Recorded information

◇ ◇ ◇ ◇

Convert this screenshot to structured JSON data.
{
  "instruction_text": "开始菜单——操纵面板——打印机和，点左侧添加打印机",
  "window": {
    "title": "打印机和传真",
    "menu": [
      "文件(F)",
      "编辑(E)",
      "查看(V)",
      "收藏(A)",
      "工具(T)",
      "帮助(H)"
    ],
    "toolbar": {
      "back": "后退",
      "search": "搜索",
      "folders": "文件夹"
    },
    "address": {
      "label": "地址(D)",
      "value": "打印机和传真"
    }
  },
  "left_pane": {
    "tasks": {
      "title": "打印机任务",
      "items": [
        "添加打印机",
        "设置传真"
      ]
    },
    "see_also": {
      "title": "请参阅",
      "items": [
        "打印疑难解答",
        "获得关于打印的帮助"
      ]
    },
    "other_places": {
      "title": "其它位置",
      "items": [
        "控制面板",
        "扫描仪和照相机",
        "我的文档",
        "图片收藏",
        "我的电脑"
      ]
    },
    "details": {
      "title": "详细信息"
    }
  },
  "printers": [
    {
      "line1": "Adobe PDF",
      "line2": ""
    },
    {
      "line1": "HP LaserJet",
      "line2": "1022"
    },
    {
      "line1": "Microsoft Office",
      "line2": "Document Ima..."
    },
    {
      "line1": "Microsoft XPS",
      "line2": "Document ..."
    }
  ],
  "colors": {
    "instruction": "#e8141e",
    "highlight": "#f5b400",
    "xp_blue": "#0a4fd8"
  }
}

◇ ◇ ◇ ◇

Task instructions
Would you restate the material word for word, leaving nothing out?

Result of the task
Convert this screenshot to structured JSON data.
{
  "instruction_text": "开始菜单——操纵面板——打印机和，点左侧添加打印机",
  "window": {
    "title": "打印机和传真",
    "menu": [
      "文件(F)",
      "编辑(E)",
      "查看(V)",
      "收藏(A)",
      "工具(T)",
      "帮助(H)"
    ],
    "toolbar": {
      "back": "后退",
      "search": "搜索",
      "folders": "文件夹"
    },
    "address": {
      "label": "地址(D)",
      "value": "打印机和传真"
    }
  },
  "left_pane": {
    "tasks": {
      "title": "打印机任务",
      "items": [
        "添加打印机",
        "设置传真"
      ]
    },
    "see_also": {
      "title": "请参阅",
      "items": [
        "打印疑难解答",
        "获得关于打印的帮助"
      ]
    },
    "other_places": {
      "title": "其它位置",
      "items": [
        "控制面板",
        "扫描仪和照相机",
        "我的文档",
        "图片收藏",
        "我的电脑"
      ]
    },
    "details": {
      "title": "详细信息"
    }
  },
  "printers": [
    {
      "line1": "Adobe PDF",
      "line2": ""
    },
    {
      "line1": "HP LaserJet",
      "line2": "1022"
    },
    {
      "line1": "Microsoft Office",
      "line2": "Document Ima..."
    },
    {
      "line1": "Microsoft XPS",
      "line2": "Document ..."
    }
  ],
  "colors": {
    "instruction": "#e8141e",
    "highlight": "#f5b400",
    "xp_blue": "#0a4fd8"
  }
}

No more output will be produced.